WORK TO BE COMPLETED
When a line in the entries contains the word "tungguin", copy that line in full.

GIVEN RECORDS

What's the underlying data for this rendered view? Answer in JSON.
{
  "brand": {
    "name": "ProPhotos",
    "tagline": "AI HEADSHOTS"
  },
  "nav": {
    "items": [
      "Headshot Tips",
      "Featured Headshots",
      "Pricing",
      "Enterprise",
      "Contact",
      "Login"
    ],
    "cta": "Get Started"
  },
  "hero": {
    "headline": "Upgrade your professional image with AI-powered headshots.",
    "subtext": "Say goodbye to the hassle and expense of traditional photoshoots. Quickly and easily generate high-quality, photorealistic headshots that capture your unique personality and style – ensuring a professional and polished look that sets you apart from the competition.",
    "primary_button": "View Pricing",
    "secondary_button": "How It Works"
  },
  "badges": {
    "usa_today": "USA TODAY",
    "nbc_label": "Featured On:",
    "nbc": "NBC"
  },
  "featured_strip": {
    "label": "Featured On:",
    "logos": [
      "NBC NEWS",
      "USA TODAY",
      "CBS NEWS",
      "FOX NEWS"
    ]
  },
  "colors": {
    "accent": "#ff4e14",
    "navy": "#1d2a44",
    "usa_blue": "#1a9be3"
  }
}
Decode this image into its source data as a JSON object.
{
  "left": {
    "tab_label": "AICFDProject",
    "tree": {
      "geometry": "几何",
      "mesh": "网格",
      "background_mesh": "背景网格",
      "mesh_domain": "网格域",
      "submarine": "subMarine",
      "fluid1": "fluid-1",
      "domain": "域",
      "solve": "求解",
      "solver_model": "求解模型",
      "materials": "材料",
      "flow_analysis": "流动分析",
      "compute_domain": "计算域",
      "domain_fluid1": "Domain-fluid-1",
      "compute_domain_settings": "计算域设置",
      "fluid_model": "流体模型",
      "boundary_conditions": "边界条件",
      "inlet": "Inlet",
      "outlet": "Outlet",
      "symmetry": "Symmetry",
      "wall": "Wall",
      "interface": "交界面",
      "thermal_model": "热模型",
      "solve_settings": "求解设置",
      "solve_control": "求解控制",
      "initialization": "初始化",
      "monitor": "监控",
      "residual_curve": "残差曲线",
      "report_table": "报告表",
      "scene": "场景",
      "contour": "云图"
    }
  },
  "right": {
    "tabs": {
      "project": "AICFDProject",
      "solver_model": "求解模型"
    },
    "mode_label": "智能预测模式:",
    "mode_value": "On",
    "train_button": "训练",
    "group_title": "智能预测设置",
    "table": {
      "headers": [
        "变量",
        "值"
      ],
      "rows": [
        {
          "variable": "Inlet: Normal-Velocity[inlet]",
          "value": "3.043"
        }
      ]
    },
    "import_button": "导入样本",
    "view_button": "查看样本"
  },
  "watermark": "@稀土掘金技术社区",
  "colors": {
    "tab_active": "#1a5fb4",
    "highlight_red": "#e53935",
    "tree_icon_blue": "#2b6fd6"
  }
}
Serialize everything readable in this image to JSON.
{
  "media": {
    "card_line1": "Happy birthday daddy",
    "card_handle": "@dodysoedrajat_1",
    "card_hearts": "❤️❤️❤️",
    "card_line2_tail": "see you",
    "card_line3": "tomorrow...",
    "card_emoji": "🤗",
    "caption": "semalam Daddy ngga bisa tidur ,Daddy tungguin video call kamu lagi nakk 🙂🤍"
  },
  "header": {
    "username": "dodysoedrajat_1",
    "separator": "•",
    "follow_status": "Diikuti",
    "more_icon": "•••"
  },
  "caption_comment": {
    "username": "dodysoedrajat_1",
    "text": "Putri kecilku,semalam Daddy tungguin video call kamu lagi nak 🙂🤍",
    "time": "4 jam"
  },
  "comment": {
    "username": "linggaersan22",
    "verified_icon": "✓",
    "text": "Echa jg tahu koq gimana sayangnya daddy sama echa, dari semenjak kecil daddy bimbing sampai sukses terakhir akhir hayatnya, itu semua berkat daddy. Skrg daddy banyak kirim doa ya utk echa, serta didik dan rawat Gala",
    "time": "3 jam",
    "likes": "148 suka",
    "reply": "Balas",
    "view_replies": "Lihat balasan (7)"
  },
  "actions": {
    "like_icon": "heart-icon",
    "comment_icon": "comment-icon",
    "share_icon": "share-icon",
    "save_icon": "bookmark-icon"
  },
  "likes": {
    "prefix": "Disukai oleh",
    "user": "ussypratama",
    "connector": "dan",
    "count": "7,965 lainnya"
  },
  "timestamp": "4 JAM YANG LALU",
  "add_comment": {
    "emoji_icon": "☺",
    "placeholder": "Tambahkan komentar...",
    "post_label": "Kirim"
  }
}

EXPECTED ANSWER
    "caption": "semalam Daddy ngga bisa tidur ,Daddy tungguin video call kamu lagi nakk 🙂🤍"
    "text": "Putri kecilku,semalam Daddy tungguin video call kamu lagi nak 🙂🤍",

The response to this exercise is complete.